Robert said… “TechTV is already here and it’s WAY better than what was on the real TV network. Did TechTV ever put videos up to teach you how to do something really geeky like use ASP.NET 2.0? No. They couldn’t have. They would have pissed off 90% of their audience.”

No, it’s not already HERE – it’s “all over the place,” and that’s only part of the problem. It’s true that you don’t need a lot of money to make something look good, but “talent” is equally as important (if not moreso) than the content itself. If TechTV ever put up videos about ASP.NET 2.0, it wouldn’t have pissed off their audience – it would have put them to sleep. Sometimes, all people need (and want) is a high-level overview. It’s the same reason why you probably only look at the first ten results from a search engine (and seldom scroll past the fold). Do you think the entertainment business would be in business if it wasn’t entertaining? I hate to say it, but knowing how to operate a camera doesn’t make you a photographer – just as knowing the difference between nouns and verbs doesn’t make you a writer. This isn’t about pissing off an audience, Scoble – it’s about supporting, embracing, and extending a community that was abandoned! 6,000 diggs is tough to ignore, dude.

The TechTV Alumni discussion list is totally jazzed – because we miss connecting with our ol’ community as much as they miss connecting with us (yes, even the people who hate me). As more details emerge, we’ll be sure to share them. The “TechTV” name is dead, but its spirit is still very much alive – and marching forward.

TechTV: Rebuilt by Community?

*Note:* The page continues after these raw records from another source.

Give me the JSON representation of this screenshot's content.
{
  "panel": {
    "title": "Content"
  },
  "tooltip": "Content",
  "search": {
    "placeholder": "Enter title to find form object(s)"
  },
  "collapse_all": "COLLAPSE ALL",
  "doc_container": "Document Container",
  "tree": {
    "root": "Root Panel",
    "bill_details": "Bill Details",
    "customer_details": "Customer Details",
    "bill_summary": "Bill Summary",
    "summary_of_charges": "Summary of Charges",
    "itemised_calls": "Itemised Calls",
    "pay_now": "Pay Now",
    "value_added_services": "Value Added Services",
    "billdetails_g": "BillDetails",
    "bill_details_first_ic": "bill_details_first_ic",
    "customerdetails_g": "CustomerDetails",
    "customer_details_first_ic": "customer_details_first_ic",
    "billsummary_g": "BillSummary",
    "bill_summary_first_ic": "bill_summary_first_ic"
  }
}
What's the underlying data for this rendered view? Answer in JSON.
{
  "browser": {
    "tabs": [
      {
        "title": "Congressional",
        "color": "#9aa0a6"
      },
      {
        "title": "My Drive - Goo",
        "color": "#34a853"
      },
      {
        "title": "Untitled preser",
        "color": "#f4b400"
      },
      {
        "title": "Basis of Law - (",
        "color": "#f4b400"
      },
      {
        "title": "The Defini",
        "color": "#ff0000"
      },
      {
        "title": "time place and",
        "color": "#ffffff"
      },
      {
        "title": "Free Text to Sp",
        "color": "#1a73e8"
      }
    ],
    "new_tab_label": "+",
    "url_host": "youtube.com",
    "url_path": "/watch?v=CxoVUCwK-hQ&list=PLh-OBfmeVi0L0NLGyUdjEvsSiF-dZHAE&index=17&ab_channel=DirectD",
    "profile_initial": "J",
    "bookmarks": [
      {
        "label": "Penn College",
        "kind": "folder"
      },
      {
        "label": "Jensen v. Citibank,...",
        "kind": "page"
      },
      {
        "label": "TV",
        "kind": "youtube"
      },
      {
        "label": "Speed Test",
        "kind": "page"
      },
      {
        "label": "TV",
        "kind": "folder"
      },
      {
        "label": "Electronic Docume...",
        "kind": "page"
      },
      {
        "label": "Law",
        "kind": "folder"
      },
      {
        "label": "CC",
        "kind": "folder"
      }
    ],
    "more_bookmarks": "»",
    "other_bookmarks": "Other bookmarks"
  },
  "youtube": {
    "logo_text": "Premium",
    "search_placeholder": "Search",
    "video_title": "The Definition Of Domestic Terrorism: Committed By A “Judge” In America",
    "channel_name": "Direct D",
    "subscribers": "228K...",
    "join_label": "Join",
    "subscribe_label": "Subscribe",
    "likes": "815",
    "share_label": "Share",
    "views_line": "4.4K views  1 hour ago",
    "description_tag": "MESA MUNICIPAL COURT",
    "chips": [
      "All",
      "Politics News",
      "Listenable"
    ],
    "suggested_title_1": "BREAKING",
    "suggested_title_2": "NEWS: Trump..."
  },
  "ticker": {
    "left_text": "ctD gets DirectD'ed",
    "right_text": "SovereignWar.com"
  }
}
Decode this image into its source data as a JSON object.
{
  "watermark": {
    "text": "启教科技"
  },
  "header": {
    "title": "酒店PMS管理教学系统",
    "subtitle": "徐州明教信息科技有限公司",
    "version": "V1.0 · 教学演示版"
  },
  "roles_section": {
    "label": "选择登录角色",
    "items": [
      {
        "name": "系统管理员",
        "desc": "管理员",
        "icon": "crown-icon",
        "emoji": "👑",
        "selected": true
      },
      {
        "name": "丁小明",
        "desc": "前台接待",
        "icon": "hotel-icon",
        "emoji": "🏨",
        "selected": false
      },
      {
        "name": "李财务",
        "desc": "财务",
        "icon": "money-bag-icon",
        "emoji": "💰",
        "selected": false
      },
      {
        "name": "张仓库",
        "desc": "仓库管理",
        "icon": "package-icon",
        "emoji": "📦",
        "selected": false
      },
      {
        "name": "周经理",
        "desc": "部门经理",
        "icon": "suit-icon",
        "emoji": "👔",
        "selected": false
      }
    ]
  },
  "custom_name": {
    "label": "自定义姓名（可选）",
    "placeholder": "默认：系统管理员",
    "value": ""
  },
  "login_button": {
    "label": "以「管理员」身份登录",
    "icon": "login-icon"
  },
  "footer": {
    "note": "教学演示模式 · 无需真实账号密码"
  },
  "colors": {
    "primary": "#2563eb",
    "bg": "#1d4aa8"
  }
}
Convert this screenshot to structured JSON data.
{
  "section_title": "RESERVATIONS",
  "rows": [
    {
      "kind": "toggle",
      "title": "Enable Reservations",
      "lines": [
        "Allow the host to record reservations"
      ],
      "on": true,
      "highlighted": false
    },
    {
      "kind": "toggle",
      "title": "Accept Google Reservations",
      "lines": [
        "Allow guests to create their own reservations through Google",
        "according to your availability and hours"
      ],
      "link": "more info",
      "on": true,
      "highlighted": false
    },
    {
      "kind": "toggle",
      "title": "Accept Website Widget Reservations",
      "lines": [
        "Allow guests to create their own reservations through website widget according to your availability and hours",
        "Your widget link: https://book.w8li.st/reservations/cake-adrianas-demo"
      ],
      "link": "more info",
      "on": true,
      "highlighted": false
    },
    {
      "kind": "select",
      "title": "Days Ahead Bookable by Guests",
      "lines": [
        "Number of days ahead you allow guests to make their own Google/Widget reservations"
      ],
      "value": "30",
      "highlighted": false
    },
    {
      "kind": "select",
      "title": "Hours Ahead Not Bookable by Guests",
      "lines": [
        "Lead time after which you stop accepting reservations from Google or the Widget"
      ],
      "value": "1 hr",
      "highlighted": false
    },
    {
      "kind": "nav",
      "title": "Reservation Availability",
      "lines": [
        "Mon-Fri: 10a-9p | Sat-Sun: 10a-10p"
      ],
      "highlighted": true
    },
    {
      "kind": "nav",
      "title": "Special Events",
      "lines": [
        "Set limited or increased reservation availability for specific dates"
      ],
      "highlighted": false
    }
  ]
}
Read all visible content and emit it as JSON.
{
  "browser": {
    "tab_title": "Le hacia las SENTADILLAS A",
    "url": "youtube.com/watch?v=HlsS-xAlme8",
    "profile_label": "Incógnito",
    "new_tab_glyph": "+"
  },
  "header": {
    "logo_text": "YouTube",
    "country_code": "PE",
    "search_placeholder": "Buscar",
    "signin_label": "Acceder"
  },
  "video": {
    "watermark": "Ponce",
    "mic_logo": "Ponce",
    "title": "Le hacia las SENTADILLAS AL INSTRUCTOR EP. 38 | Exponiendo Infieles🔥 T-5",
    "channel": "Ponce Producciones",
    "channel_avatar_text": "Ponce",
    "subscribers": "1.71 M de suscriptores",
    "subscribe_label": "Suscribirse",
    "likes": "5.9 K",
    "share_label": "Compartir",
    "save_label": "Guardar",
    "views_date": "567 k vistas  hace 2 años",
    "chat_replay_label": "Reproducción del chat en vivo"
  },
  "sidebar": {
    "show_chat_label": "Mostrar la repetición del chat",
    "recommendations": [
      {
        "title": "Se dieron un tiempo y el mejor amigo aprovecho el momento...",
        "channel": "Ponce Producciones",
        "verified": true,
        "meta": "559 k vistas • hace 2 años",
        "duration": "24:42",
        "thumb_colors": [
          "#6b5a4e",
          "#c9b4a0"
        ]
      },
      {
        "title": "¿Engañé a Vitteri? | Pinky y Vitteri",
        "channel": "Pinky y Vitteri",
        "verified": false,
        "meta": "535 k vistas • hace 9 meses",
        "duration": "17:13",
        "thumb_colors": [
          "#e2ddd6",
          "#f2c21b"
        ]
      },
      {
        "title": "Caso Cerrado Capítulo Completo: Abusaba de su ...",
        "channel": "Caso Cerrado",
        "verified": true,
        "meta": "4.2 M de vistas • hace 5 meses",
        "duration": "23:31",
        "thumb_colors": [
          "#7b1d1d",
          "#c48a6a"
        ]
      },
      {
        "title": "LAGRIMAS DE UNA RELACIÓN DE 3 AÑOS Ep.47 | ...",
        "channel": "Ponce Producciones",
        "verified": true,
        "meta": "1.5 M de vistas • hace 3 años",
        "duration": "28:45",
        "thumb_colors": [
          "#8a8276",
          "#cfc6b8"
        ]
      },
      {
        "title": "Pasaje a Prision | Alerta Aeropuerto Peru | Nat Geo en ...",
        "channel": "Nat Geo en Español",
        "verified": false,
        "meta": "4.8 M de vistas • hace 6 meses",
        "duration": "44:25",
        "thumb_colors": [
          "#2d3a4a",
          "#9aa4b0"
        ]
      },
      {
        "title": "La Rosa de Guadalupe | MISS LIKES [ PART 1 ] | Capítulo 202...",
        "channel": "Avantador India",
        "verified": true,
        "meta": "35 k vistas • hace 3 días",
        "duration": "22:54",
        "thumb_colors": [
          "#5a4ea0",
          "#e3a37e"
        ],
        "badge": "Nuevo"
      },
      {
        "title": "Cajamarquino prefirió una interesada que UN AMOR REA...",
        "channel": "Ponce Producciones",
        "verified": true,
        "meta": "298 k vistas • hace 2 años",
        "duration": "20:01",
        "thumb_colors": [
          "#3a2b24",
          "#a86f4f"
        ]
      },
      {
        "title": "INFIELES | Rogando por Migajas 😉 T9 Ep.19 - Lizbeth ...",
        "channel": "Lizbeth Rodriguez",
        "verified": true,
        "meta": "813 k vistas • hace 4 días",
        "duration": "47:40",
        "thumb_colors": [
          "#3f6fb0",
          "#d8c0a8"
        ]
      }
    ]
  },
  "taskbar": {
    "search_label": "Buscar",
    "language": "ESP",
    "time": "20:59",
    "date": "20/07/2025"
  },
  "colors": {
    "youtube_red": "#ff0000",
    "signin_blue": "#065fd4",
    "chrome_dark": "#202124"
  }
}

Looks like Leo may have let loose the flood gates: TechTV Reunion? It’s possible. I think it’s very possible. In fact, I’ll go as far as to say that I want to help make it happen. I think we could make a good go of the idea on the ‘Net before taking it to a television studio – unless, of course, there’s a studio out there that understands just how much TechTV helped both technophiles and technophobes. That’s one idea.

I’m thinking we could do something a bit more permanent (at least, online). I believe the community can bring the idea of “TechTV” back to life. What we’ll need, of course, is YOUR HELP.

For starters, I’m looking for a centralized site where TechTV Alumni could log in, post a video via Flash controls, then have their recordings indexed (tagged? syndicated?) and streamed on-demand. There’s probably an open source app I’m not seeing at the moment, but if any of the TechTV faithful can help… we’re all ears. It could be a TechTV Variety video site – but can the community build it for us to use? We could likely do this through a video portal, but… I think a TechTV community-controlled (or directed) solution is the big win.

Until then, I’m going to knock on a few more doors to see if I can generate genuine interest – for sponsors and/or studios.

G4 is a Big, Fat Loser

Per the article posted today in TG Daily, Xfire gaming network to be acquired by Viacom, rolled into MTV Networks, comes a biting statement about the G4 network:

Viacom’s competitor in the cable arena, Comcast, is the owner of the newly semi-redubbed G4TV network, which was originally devoted 100% to video games, but has recently branched out to, shall we say, unique forms of “interactive television,” including repackaged reruns of the original Star Trek series with added graphics that interact with…themselves. Ratings numbers give G4TV the unlucky distinction of being the least viewed basic cable network in America – less than evangelistic channels, less than third-rate shopping channels.

Holy sh*t… dead last? I don’t know whether to laugh or to cry, quite honestly. I loved being at TechTV, and I believe there’s still a place for technology on the television screen. This news is really too bad, as it’s likely to discourage any other network to pick up the ball and run with it. Talented geeks are hard to come by – and even when they can be found, you have to be willing to pay for their services.